As suggested by Kirsch,28 “Give the vaccine to the animals, wait, then expose them to the virus” and see what happens. Does it prevent infection and transmission, or does it make the animals more prone to infection? If the animals got sicker, that would be evidence of ADE, a problem that has plagued coronavirus vaccine research for decades.
It’s why we don’t have a vaccine against the common cold, caused by coronaviruses. Remarkably, this animal research has never been done for the COVID shots. The question is why? Kirsch believes the answer is because “nobody wants to know the answer … The top management of the FDA knows it would kill the vaccine program if they did this.”
On the other hand, the vaccinated, just like the unvaccinated, tend to experience only mild symptoms with Omicron. So, perhaps the shots aren’t causing ADE (which could turn even a milder variant into something deadly).
However, ADE is far from the only concern. Clearly, these shots are associated with a dramatically increased risk of cardiovascular, cardiac and neurological problems. These too could be confirmed through animal studies — rather than testing on our children — and we wouldn’t even need the virus for those.
Either way, I believe it’s scientifically accurate to claim that SARS-CoV-2 has been isolated, genetically sequenced, and that it exists as a pathogenic entity. Getting too far into the weeds of theories that refute the existence of viruses altogether will only slow down and hamper the truth movement rather than aid it along, and I would strongly discourage anyone from engaging in this highly unproductive narrative.

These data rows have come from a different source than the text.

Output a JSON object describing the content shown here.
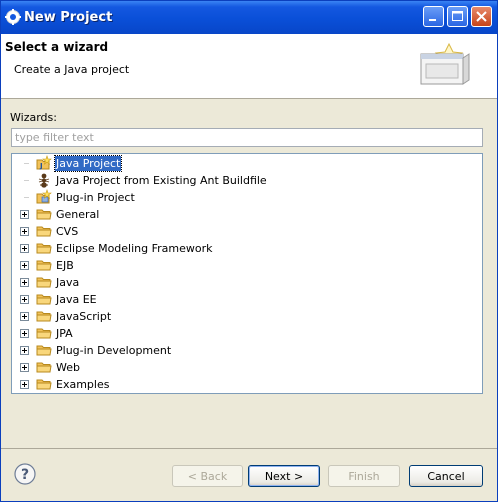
{
  "window": {
    "title": "New Project"
  },
  "header": {
    "title": "Select a wizard",
    "subtitle": "Create a Java project"
  },
  "wizards": {
    "label": "Wizards:",
    "filter_placeholder": "type filter text",
    "filter_value": "",
    "items": [
      {
        "label": "Java Project",
        "icon": "java-project-icon",
        "expandable": false,
        "selected": true
      },
      {
        "label": "Java Project from Existing Ant Buildfile",
        "icon": "ant-icon",
        "expandable": false,
        "selected": false
      },
      {
        "label": "Plug-in Project",
        "icon": "plugin-project-icon",
        "expandable": false,
        "selected": false
      },
      {
        "label": "General",
        "icon": "folder-icon",
        "expandable": true,
        "selected": false
      },
      {
        "label": "CVS",
        "icon": "folder-icon",
        "expandable": true,
        "selected": false
      },
      {
        "label": "Eclipse Modeling Framework",
        "icon": "folder-icon",
        "expandable": true,
        "selected": false
      },
      {
        "label": "EJB",
        "icon": "folder-icon",
        "expandable": true,
        "selected": false
      },
      {
        "label": "Java",
        "icon": "folder-icon",
        "expandable": true,
        "selected": false
      },
      {
        "label": "Java EE",
        "icon": "folder-icon",
        "expandable": true,
        "selected": false
      },
      {
        "label": "JavaScript",
        "icon": "folder-icon",
        "expandable": true,
        "selected": false
      },
      {
        "label": "JPA",
        "icon": "folder-icon",
        "expandable": true,
        "selected": false
      },
      {
        "label": "Plug-in Development",
        "icon": "folder-icon",
        "expandable": true,
        "selected": false
      },
      {
        "label": "Web",
        "icon": "folder-icon",
        "expandable": true,
        "selected": false
      },
      {
        "label": "Examples",
        "icon": "folder-icon",
        "expandable": true,
        "selected": false
      }
    ]
  },
  "buttons": {
    "back": {
      "label": "< Back",
      "enabled": false
    },
    "next": {
      "label": "Next >",
      "enabled": true
    },
    "finish": {
      "label": "Finish",
      "enabled": false
    },
    "cancel": {
      "label": "Cancel",
      "enabled": true
    }
  },
  "colors": {
    "titlebar": "#0a4fd8",
    "selection": "#316ac5",
    "dialog_bg": "#ece9d8",
    "folder": "#f2c25a"
  }
}
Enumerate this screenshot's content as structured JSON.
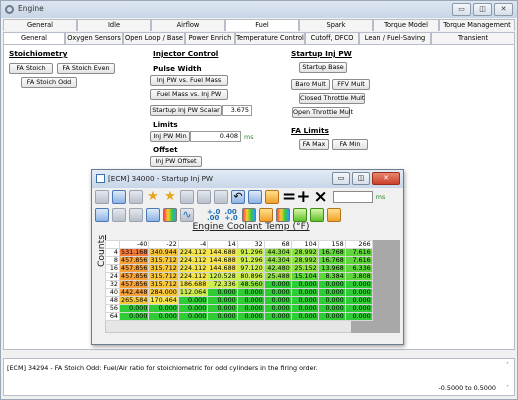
{
  "window": {
    "title": "Engine",
    "min_glyph": "▭",
    "restore_glyph": "◫",
    "close_glyph": "✕"
  },
  "tabs_row1": [
    "General",
    "Idle",
    "Airflow",
    "Fuel",
    "Spark",
    "Torque Model",
    "Torque Management"
  ],
  "tabs_row2": [
    "General",
    "Oxygen Sensors",
    "Open Loop / Base",
    "Power Enrich",
    "Temperature Control",
    "Cutoff, DFCO",
    "Lean / Fuel-Saving",
    "Transient"
  ],
  "stoich": {
    "title": "Stoichiometry",
    "buttons": [
      "FA Stoich",
      "FA Stoich Even",
      "FA Stoich Odd"
    ]
  },
  "injector": {
    "title": "Injector Control",
    "pulse_width": "Pulse Width",
    "btn_pw_mass": "Inj PW vs. Fuel Mass",
    "btn_mass_pw": "Fuel Mass vs. Inj PW",
    "scalar_label": "Startup Inj PW Scalar",
    "scalar_value": "3.675",
    "limits": "Limits",
    "pw_min_label": "Inj PW Min",
    "pw_min_value": "0.408",
    "pw_min_unit": "ms",
    "offset": "Offset",
    "btn_offset": "Inj PW Offset"
  },
  "startup": {
    "title": "Startup Inj PW",
    "btn_base": "Startup Base",
    "btn_baro": "Baro Mult",
    "btn_ffv": "FFV Mult",
    "btn_closed": "Closed Throttle Mult",
    "btn_open": "Open Throttle Mult"
  },
  "fa_limits": {
    "title": "FA Limits",
    "btn_max": "FA Max",
    "btn_min": "FA Min"
  },
  "table_window": {
    "title": "[ECM] 34000 - Startup Inj PW",
    "unit": "ms",
    "col_axis": "Engine Coolant Temp (°F)",
    "row_axis": "Counts",
    "min_glyph": "▭",
    "restore_glyph": "◫",
    "close_glyph": "✕",
    "sym_plus": "=+",
    "sym_times": "×",
    "dec_glyph_1": "+.0\n.00",
    "dec_glyph_2": ".00\n+.0",
    "star_glyph": "★",
    "undo_glyph": "↶",
    "trend_glyph": "∿",
    "col_headers": [
      "-40",
      "-22",
      "-4",
      "14",
      "32",
      "68",
      "104",
      "158",
      "266"
    ],
    "rows": [
      {
        "h": "4",
        "v": [
          "531.168",
          "340.944",
          "224.112",
          "144.688",
          "91.296",
          "44.304",
          "28.992",
          "16.768",
          "7.616"
        ]
      },
      {
        "h": "8",
        "v": [
          "457.856",
          "315.712",
          "224.112",
          "144.688",
          "91.296",
          "44.304",
          "28.992",
          "16.768",
          "7.616"
        ]
      },
      {
        "h": "16",
        "v": [
          "457.856",
          "315.712",
          "224.112",
          "144.688",
          "97.120",
          "42.480",
          "25.152",
          "13.968",
          "6.336"
        ]
      },
      {
        "h": "24",
        "v": [
          "457.856",
          "315.712",
          "224.112",
          "120.528",
          "80.896",
          "25.488",
          "15.104",
          "8.384",
          "3.808"
        ]
      },
      {
        "h": "32",
        "v": [
          "457.856",
          "315.712",
          "186.688",
          "72.336",
          "48.560",
          "0.000",
          "0.000",
          "0.000",
          "0.000"
        ]
      },
      {
        "h": "40",
        "v": [
          "442.448",
          "284.000",
          "112.064",
          "0.000",
          "0.000",
          "0.000",
          "0.000",
          "0.000",
          "0.000"
        ]
      },
      {
        "h": "48",
        "v": [
          "265.584",
          "170.464",
          "0.000",
          "0.000",
          "0.000",
          "0.000",
          "0.000",
          "0.000",
          "0.000"
        ]
      },
      {
        "h": "56",
        "v": [
          "0.000",
          "0.000",
          "0.000",
          "0.000",
          "0.000",
          "0.000",
          "0.000",
          "0.000",
          "0.000"
        ]
      },
      {
        "h": "64",
        "v": [
          "0.000",
          "0.000",
          "0.000",
          "0.000",
          "0.000",
          "0.000",
          "0.000",
          "0.000",
          "0.000"
        ]
      }
    ]
  },
  "status": {
    "message": "[ECM] 34294 - FA Stoich Odd: Fuel/Air ratio for stoichiometric for odd cylinders in the firing order.",
    "range": "-0.5000 to 0.5000",
    "scroll_up": "˄",
    "scroll_down": "˅"
  }
}
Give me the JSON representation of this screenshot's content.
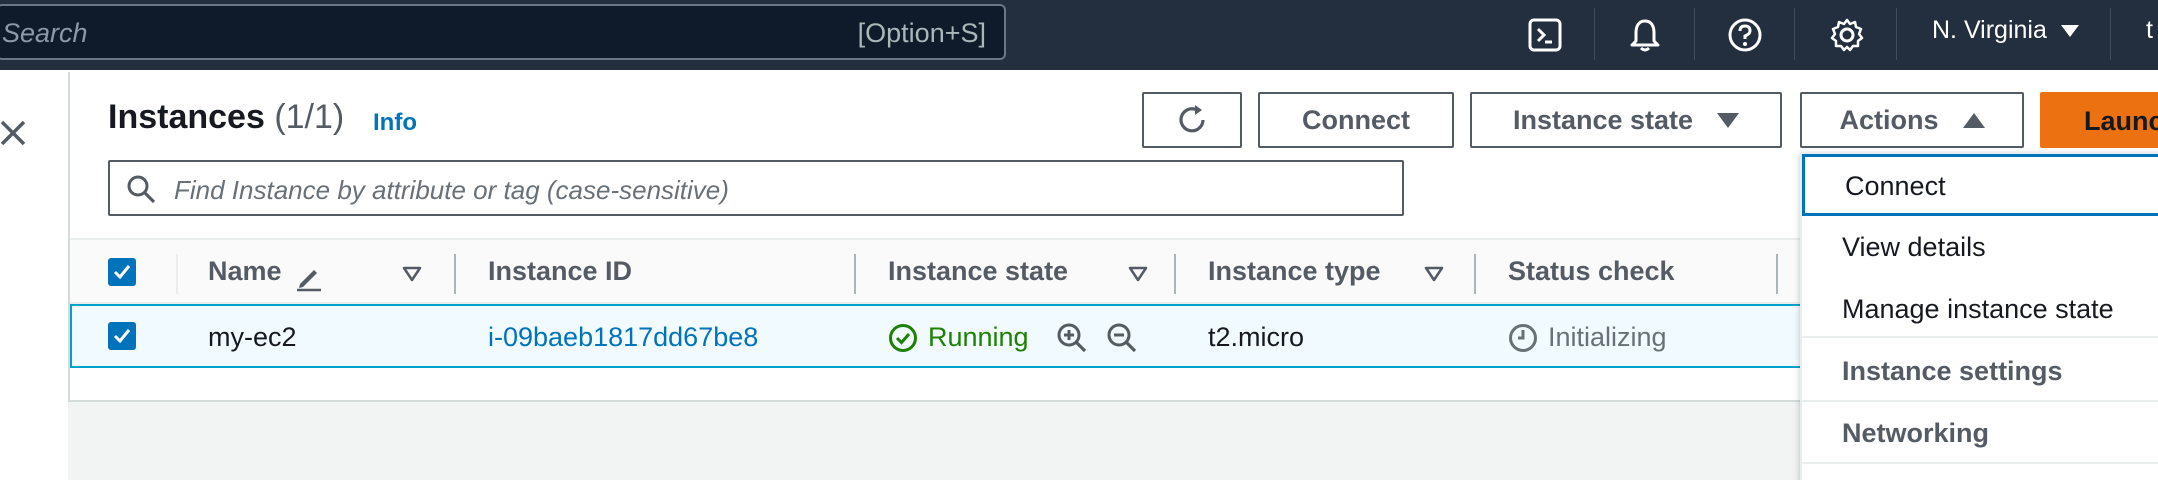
{
  "topbar": {
    "search_placeholder": "Search",
    "search_shortcut": "[Option+S]",
    "region": "N. Virginia",
    "user_partial": "t"
  },
  "panel": {
    "title": "Instances",
    "count": "(1/1)",
    "info": "Info",
    "buttons": {
      "connect": "Connect",
      "instance_state": "Instance state",
      "actions": "Actions",
      "launch": "Launch instances"
    },
    "filter_placeholder": "Find Instance by attribute or tag (case-sensitive)"
  },
  "table": {
    "columns": [
      "Name",
      "Instance ID",
      "Instance state",
      "Instance type",
      "Status check"
    ],
    "rows": [
      {
        "name": "my-ec2",
        "instance_id": "i-09baeb1817dd67be8",
        "state": "Running",
        "type": "t2.micro",
        "status_check": "Initializing"
      }
    ]
  },
  "actions_menu": {
    "items": [
      {
        "label": "Connect",
        "kind": "item"
      },
      {
        "label": "View details",
        "kind": "item"
      },
      {
        "label": "Manage instance state",
        "kind": "item"
      },
      {
        "label": "Instance settings",
        "kind": "group"
      },
      {
        "label": "Networking",
        "kind": "group"
      }
    ]
  },
  "colors": {
    "nav_bg": "#232f3e",
    "accent": "#0073bb",
    "running": "#1d8102",
    "launch": "#ec7211"
  }
}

Sources and References
1, 7, 8, 28 Steve Kirsch Substack January 9, 2022
5, 6 CDC Viral Culturing
11, 12 Jeremy Hammond March 9, 2021